Roundup: So what's up with AGI?
Artificial General Intelligence is a fairly controversial topic to say the least...
Artificial General Intelligence (often referred to as simply AGI) is a popular topic these days.
In a nutshell, an artificial general intelligence represents a theoretical form of intelligent agent.

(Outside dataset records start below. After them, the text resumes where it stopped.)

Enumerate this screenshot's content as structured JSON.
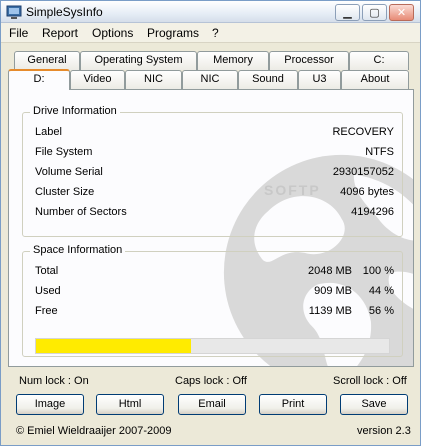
{
  "window": {
    "title": "SimpleSysInfo"
  },
  "menu": [
    "File",
    "Report",
    "Options",
    "Programs",
    "?"
  ],
  "tabs_row1": [
    "General",
    "Operating System",
    "Memory",
    "Processor",
    "C:"
  ],
  "tabs_row2": [
    "D:",
    "Video",
    "NIC",
    "NIC",
    "Sound",
    "U3",
    "About"
  ],
  "active_tab": "D:",
  "drive_info": {
    "title": "Drive Information",
    "rows": [
      {
        "label": "Label",
        "value": "RECOVERY"
      },
      {
        "label": "File System",
        "value": "NTFS"
      },
      {
        "label": "Volume Serial",
        "value": "2930157052"
      },
      {
        "label": "Cluster Size",
        "value": "4096 bytes"
      },
      {
        "label": "Number of Sectors",
        "value": "4194296"
      }
    ]
  },
  "space_info": {
    "title": "Space Information",
    "rows": [
      {
        "label": "Total",
        "mb": "2048 MB",
        "pct": "100 %"
      },
      {
        "label": "Used",
        "mb": "909 MB",
        "pct": "44 %"
      },
      {
        "label": "Free",
        "mb": "1139 MB",
        "pct": "56 %"
      }
    ],
    "used_fraction": 0.44,
    "bar_color": "#ffeb00"
  },
  "status": {
    "num_lock": "Num lock : On",
    "caps_lock": "Caps lock : Off",
    "scroll_lock": "Scroll lock : Off"
  },
  "buttons": [
    "Image",
    "Html",
    "Email",
    "Print",
    "Save"
  ],
  "footer": {
    "copyright": "© Emiel Wieldraaijer 2007-2009",
    "version": "version 2.3"
  },
  "watermark": "SOFTP"
}
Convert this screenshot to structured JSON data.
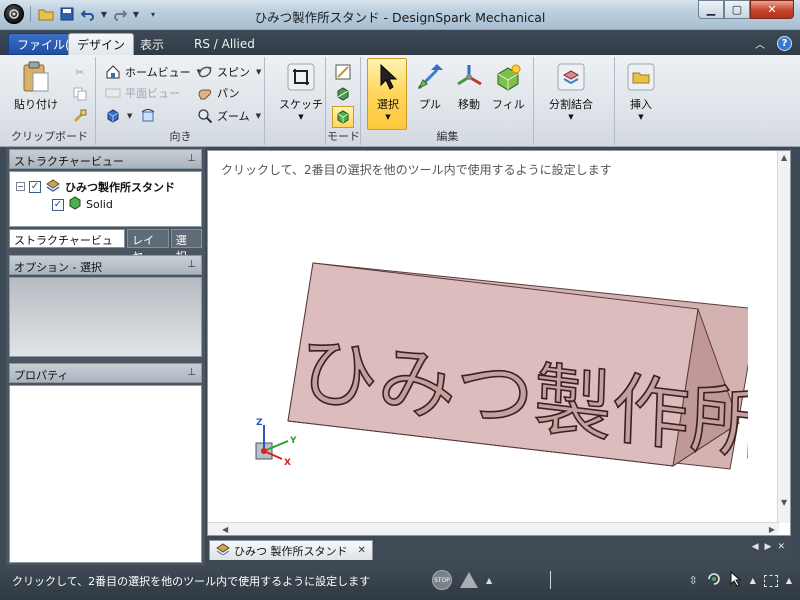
{
  "window": {
    "title": "ひみつ製作所スタンド - DesignSpark Mechanical"
  },
  "tabs": [
    {
      "label": "ファイル(F)"
    },
    {
      "label": "デザイン"
    },
    {
      "label": "表示"
    },
    {
      "label": "RS / Allied"
    }
  ],
  "ribbon": {
    "clipboard": {
      "paste": "貼り付け",
      "group": "クリップボード"
    },
    "orient": {
      "home_view": "ホームビュー",
      "plane_view": "平面ビュー",
      "spin": "スピン",
      "pan": "パン",
      "zoom": "ズーム",
      "group": "向き"
    },
    "sketch": {
      "label": "スケッチ"
    },
    "mode": {
      "group": "モード"
    },
    "edit": {
      "select": "選択",
      "pull": "プル",
      "move": "移動",
      "fill": "フィル",
      "group": "編集"
    },
    "combine": {
      "label": "分割結合"
    },
    "insert": {
      "label": "挿入"
    }
  },
  "structure": {
    "title": "ストラクチャービュー",
    "root": "ひみつ製作所スタンド",
    "child": "Solid",
    "subtabs": [
      "ストラクチャービュー",
      "レイヤ",
      "選択"
    ]
  },
  "options": {
    "title": "オプション - 選択"
  },
  "properties": {
    "title": "プロパティ"
  },
  "viewport": {
    "hint": "クリックして、2番目の選択を他のツール内で使用するように設定します",
    "triad": {
      "x": "X",
      "y": "Y",
      "z": "Z"
    },
    "model_text": "ひみつ製作所"
  },
  "doc_tab": {
    "label": "ひみつ 製作所スタンド"
  },
  "status": {
    "text": "クリックして、2番目の選択を他のツール内で使用するように設定します",
    "stop_label": "STOP"
  },
  "colors": {
    "model_top": "#c9a2a2",
    "model_front": "#d6b0b0",
    "model_side": "#b98f8f",
    "select_highlight": "#ffd65a"
  }
}
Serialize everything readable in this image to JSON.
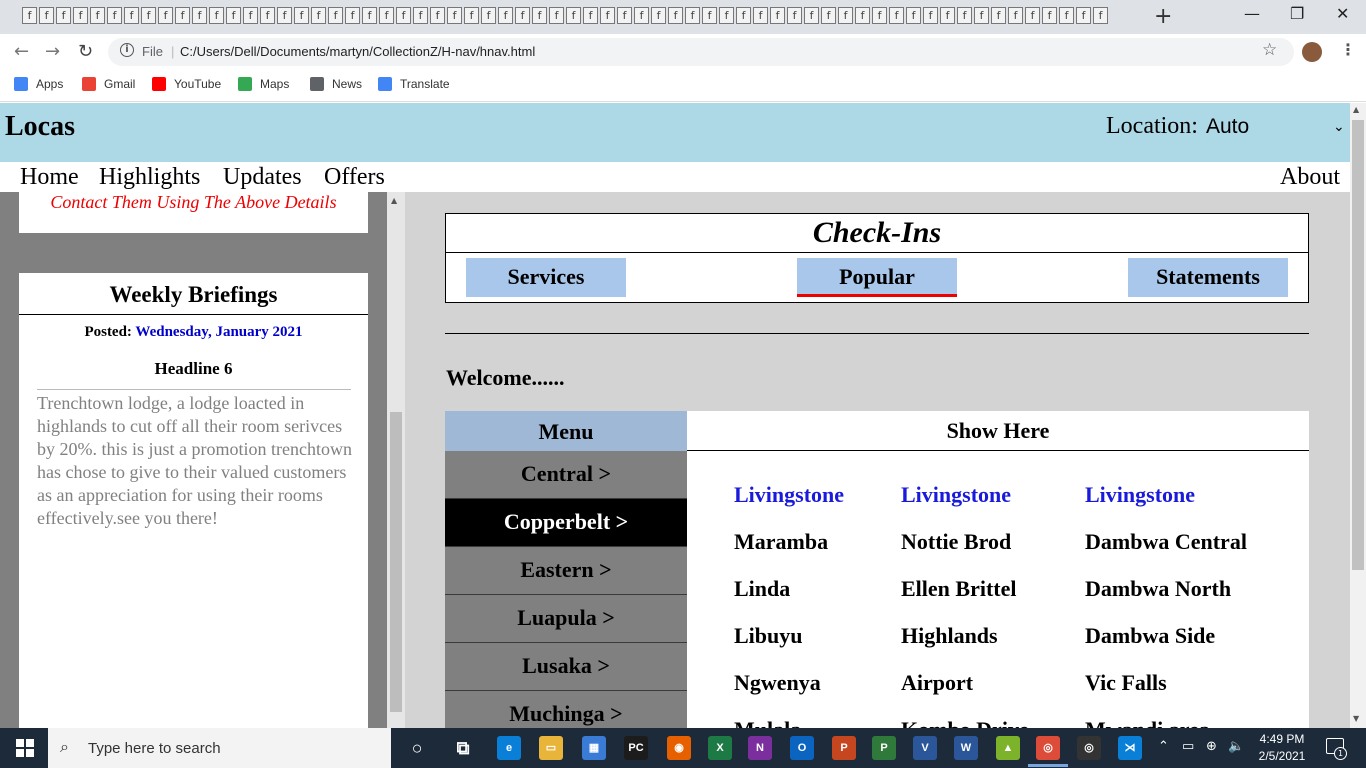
{
  "browser": {
    "tab_favicon_glyph": "f",
    "new_tab_glyph": "+",
    "window": {
      "minimize": "—",
      "maximize": "❐",
      "close": "✕"
    },
    "nav": {
      "back": "←",
      "forward": "→",
      "reload": "↻"
    },
    "address": {
      "scheme": "File",
      "url": "C:/Users/Dell/Documents/martyn/CollectionZ/H-nav/hnav.html"
    },
    "bookmarks": [
      {
        "label": "Apps",
        "icon": "apps-grid-icon",
        "color": "#4285f4"
      },
      {
        "label": "Gmail",
        "icon": "gmail-icon",
        "color": "#ea4335"
      },
      {
        "label": "YouTube",
        "icon": "youtube-icon",
        "color": "#ff0000"
      },
      {
        "label": "Maps",
        "icon": "maps-icon",
        "color": "#34a853"
      },
      {
        "label": "News",
        "icon": "news-icon",
        "color": "#5f6368"
      },
      {
        "label": "Translate",
        "icon": "translate-icon",
        "color": "#4285f4"
      }
    ]
  },
  "site": {
    "brand": "Locas",
    "location_label": "Location:",
    "location_value": "Auto",
    "nav_links": [
      "Home",
      "Highlights",
      "Updates",
      "Offers"
    ],
    "about": "About"
  },
  "sidebar": {
    "contact_note": "Contact Them Using The Above Details",
    "briefing": {
      "title": "Weekly Briefings",
      "posted_label": "Posted:",
      "posted_date": "Wednesday, January 2021",
      "headline": "Headline 6",
      "body": "Trenchtown lodge, a lodge loacted in highlands to cut off all their room serivces by 20%. this is just a promotion trenchtown has chose to give to their valued customers as an appreciation for using their rooms effectively.see you there!"
    }
  },
  "main": {
    "checkins_title": "Check-Ins",
    "tabs": [
      {
        "label": "Services",
        "active": false
      },
      {
        "label": "Popular",
        "active": true
      },
      {
        "label": "Statements",
        "active": false
      }
    ],
    "welcome": "Welcome......",
    "menu_title": "Menu",
    "menu_items": [
      {
        "label": "Central >",
        "active": false
      },
      {
        "label": "Copperbelt >",
        "active": true
      },
      {
        "label": "Eastern >",
        "active": false
      },
      {
        "label": "Luapula >",
        "active": false
      },
      {
        "label": "Lusaka >",
        "active": false
      },
      {
        "label": "Muchinga >",
        "active": false
      }
    ],
    "show_title": "Show Here",
    "columns": [
      {
        "header": "Livingstone",
        "items": [
          "Maramba",
          "Linda",
          "Libuyu",
          "Ngwenya",
          "Mulala"
        ]
      },
      {
        "header": "Livingstone",
        "items": [
          "Nottie Brod",
          "Ellen Brittel",
          "Highlands",
          "Airport",
          "Kombo Drive"
        ]
      },
      {
        "header": "Livingstone",
        "items": [
          "Dambwa Central",
          "Dambwa North",
          "Dambwa Side",
          "Vic Falls",
          "Mwandi area"
        ]
      }
    ]
  },
  "taskbar": {
    "search_placeholder": "Type here to search",
    "time": "4:49 PM",
    "date": "2/5/2021",
    "notification_count": "1",
    "apps": [
      {
        "name": "cortana-icon",
        "label": "○",
        "color": "transparent"
      },
      {
        "name": "task-view-icon",
        "label": "⧉",
        "color": "transparent"
      },
      {
        "name": "edge-icon",
        "label": "e",
        "color": "#0a7fd8"
      },
      {
        "name": "file-explorer-icon",
        "label": "▭",
        "color": "#e8b43a"
      },
      {
        "name": "store-icon",
        "label": "▦",
        "color": "#3a7bd5"
      },
      {
        "name": "pycharm-icon",
        "label": "PC",
        "color": "#1c1c1c"
      },
      {
        "name": "firefox-icon",
        "label": "◉",
        "color": "#e66000"
      },
      {
        "name": "excel-icon",
        "label": "X",
        "color": "#1d7a45"
      },
      {
        "name": "onenote-icon",
        "label": "N",
        "color": "#7b2f9e"
      },
      {
        "name": "outlook-icon",
        "label": "O",
        "color": "#0a64c0"
      },
      {
        "name": "powerpoint-icon",
        "label": "P",
        "color": "#c6461f"
      },
      {
        "name": "project-icon",
        "label": "P",
        "color": "#2f7a3a"
      },
      {
        "name": "visio-icon",
        "label": "V",
        "color": "#2b579a"
      },
      {
        "name": "word-icon",
        "label": "W",
        "color": "#2b579a"
      },
      {
        "name": "bluestacks-icon",
        "label": "▲",
        "color": "#7cb32a"
      },
      {
        "name": "chrome-icon",
        "label": "◎",
        "color": "#dd4b39"
      },
      {
        "name": "settings-app-icon",
        "label": "◎",
        "color": "#333"
      },
      {
        "name": "vscode-icon",
        "label": "⋊",
        "color": "#0a7fd8"
      }
    ],
    "tray": [
      "⌃",
      "▭",
      "⊕",
      "🔈"
    ]
  }
}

If realized, AGI would possess the capacity to learn and master any cognitive task achievable by humans.
There is no consensus as to when AGI will happen or if it is even desirable.
Here is a list of articles I found compelling on the subject:
The head of AI at Meta doesn't believe that AI superintelligence will arrive in the near future (link)
Yann LeCun, Meta's chief scientist and a pioneer in deep learning, expressed his belief that it will take decades for current AI systems to achieve any form of sentience or acquire common sense that could elevate their capabilities beyond creatively summarizing extensive texts (via CNBC).
According to Nvidia CEO Jensen Huang, the attainment of artificial general intelligence is expected within a span of five years (link)
Jensen Huang, Nvidia's CEO, a pivotal player in the AI revolution, anticipates the potential emergence of artificial general intelligence within the coming five years. "Software can't be written without AI, chips can't be designed without AI, nothing's possible," he concluded on the point of AI's potential (via Business Insider).
What exactly is Project Q*, the potentially groundbreaking AI development by OpenAI? (link)
Project Q* is a new model that demonstrated exceptional capabilities in learning and executing mathematical tasks. While reportedly confined to solving elementary-level math problems, it showed promise as an initial step in showcasing an intelligence previously unobserved by the involved researchers (via Digital Trends).
AGI is “already here” (link)
The current flaws in today's most advanced AI models could be overshadowed by their eventual recognition, decades from now, as the initial true instances of artificial general intelligence (via Noema).
Early trials with GPT-4: Igniting the emergence of AGI (link)
A group of researchers believe GPT-4 adeptly tackles challenging, diverse tasks across various fields—mathematics, coding, vision, medicine, law, psychology, and beyond—without requiring specific instructions. They believe its performance in these areas remarkably mirrors human-level capabilities (via arXiv).
AGI “will not be realized” (link)
Post-WWII, AI emerged from the discovery that computers handle symbols, leading to weak AI (less ambitious) and strong AI (aiming for human-like intelligence). AGI, aspiring for human generality, faces skepticism from critics like philosopher Hubert Dreyfus, questioning AI's grasp of human experiences. Despite AI advancements, reaching AGI seems distant, suggesting it might be inherently unattainable, resonating with Dreyfus' view of computers being disconnected from the world (via Humanities and Social Sciences Communications).